PROBLEM STATEMENT | What is needed here is an exact copy of all the entries below.

━━━━━ GIVEN INFORMATION

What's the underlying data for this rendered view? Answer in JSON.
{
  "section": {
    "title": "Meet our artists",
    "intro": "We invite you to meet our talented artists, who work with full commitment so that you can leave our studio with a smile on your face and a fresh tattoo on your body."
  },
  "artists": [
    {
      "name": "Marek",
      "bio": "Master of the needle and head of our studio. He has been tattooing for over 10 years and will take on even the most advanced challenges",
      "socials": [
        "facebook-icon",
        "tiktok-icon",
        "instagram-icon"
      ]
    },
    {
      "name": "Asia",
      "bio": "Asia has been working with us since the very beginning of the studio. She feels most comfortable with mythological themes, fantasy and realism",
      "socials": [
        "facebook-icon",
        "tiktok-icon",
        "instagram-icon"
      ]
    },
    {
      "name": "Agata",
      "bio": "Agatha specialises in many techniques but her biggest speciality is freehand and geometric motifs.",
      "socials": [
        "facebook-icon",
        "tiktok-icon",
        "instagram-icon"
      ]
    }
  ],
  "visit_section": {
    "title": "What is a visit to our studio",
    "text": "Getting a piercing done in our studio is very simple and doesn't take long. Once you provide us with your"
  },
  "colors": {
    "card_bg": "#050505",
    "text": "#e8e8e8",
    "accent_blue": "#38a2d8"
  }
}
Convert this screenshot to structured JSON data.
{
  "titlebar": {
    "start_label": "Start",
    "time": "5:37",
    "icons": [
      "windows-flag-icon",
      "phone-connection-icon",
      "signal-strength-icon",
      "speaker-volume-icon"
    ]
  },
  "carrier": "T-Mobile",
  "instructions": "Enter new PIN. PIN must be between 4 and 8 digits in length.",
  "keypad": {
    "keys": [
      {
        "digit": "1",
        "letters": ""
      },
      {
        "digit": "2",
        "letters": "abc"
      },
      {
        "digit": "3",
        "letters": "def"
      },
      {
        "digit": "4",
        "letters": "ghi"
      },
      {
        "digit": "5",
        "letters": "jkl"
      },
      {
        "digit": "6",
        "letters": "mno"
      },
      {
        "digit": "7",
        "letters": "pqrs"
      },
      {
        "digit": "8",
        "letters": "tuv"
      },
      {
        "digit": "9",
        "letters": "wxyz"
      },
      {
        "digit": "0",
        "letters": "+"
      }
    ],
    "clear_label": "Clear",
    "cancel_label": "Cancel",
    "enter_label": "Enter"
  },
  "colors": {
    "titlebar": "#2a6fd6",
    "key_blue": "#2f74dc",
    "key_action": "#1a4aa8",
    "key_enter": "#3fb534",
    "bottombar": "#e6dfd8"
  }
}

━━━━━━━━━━

RESPONSE TO THIS TASK |
What's the underlying data for this rendered view? Answer in JSON.
{
  "section": {
    "title": "Meet our artists",
    "intro": "We invite you to meet our talented artists, who work with full commitment so that you can leave our studio with a smile on your face and a fresh tattoo on your body."
  },
  "artists": [
    {
      "name": "Marek",
      "bio": "Master of the needle and head of our studio. He has been tattooing for over 10 years and will take on even the most advanced challenges",
      "socials": [
        "facebook-icon",
        "tiktok-icon",
        "instagram-icon"
      ]
    },
    {
      "name": "Asia",
      "bio": "Asia has been working with us since the very beginning of the studio. She feels most comfortable with mythological themes, fantasy and realism",
      "socials": [
        "facebook-icon",
        "tiktok-icon",
        "instagram-icon"
      ]
    },
    {
      "name": "Agata",
      "bio": "Agatha specialises in many techniques but her biggest speciality is freehand and geometric motifs.",
      "socials": [
        "facebook-icon",
        "tiktok-icon",
        "instagram-icon"
      ]
    }
  ],
  "visit_section": {
    "title": "What is a visit to our studio",
    "text": "Getting a piercing done in our studio is very simple and doesn't take long. Once you provide us with your"
  },
  "colors": {
    "card_bg": "#050505",
    "text": "#e8e8e8",
    "accent_blue": "#38a2d8"
  }
}
Convert this screenshot to structured JSON data.
{
  "titlebar": {
    "start_label": "Start",
    "time": "5:37",
    "icons": [
      "windows-flag-icon",
      "phone-connection-icon",
      "signal-strength-icon",
      "speaker-volume-icon"
    ]
  },
  "carrier": "T-Mobile",
  "instructions": "Enter new PIN. PIN must be between 4 and 8 digits in length.",
  "keypad": {
    "keys": [
      {
        "digit": "1",
        "letters": ""
      },
      {
        "digit": "2",
        "letters": "abc"
      },
      {
        "digit": "3",
        "letters": "def"
      },
      {
        "digit": "4",
        "letters": "ghi"
      },
      {
        "digit": "5",
        "letters": "jkl"
      },
      {
        "digit": "6",
        "letters": "mno"
      },
      {
        "digit": "7",
        "letters": "pqrs"
      },
      {
        "digit": "8",
        "letters": "tuv"
      },
      {
        "digit": "9",
        "letters": "wxyz"
      },
      {
        "digit": "0",
        "letters": "+"
      }
    ],
    "clear_label": "Clear",
    "cancel_label": "Cancel",
    "enter_label": "Enter"
  },
  "colors": {
    "titlebar": "#2a6fd6",
    "key_blue": "#2f74dc",
    "key_action": "#1a4aa8",
    "key_enter": "#3fb534",
    "bottombar": "#e6dfd8"
  }
}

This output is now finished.